EXCERPTED RECORDS START
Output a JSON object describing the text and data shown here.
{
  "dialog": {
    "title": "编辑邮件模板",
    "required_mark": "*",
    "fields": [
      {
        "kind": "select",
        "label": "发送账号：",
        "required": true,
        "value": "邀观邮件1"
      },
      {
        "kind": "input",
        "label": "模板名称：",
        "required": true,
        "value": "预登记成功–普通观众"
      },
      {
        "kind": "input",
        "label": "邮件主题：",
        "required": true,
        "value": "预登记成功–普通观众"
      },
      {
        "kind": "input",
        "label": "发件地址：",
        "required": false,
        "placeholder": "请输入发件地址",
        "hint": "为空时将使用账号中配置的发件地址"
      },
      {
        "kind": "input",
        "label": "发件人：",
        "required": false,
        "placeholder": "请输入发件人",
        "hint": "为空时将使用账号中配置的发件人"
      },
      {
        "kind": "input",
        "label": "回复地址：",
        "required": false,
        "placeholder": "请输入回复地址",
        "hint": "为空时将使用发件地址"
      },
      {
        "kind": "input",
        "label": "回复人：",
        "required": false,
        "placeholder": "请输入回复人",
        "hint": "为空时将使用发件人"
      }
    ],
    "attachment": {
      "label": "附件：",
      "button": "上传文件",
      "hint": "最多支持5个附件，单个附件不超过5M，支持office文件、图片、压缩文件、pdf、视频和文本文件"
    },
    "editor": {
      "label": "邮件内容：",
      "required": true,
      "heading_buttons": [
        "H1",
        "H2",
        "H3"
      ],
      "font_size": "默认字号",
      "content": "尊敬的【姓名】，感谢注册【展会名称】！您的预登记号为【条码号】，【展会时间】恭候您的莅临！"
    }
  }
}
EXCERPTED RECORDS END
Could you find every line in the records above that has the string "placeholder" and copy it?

*ANSWER BELOW*.
        "placeholder": "请输入发件地址",
        "placeholder": "请输入发件人",
        "placeholder": "请输入回复地址",
        "placeholder": "请输入回复人",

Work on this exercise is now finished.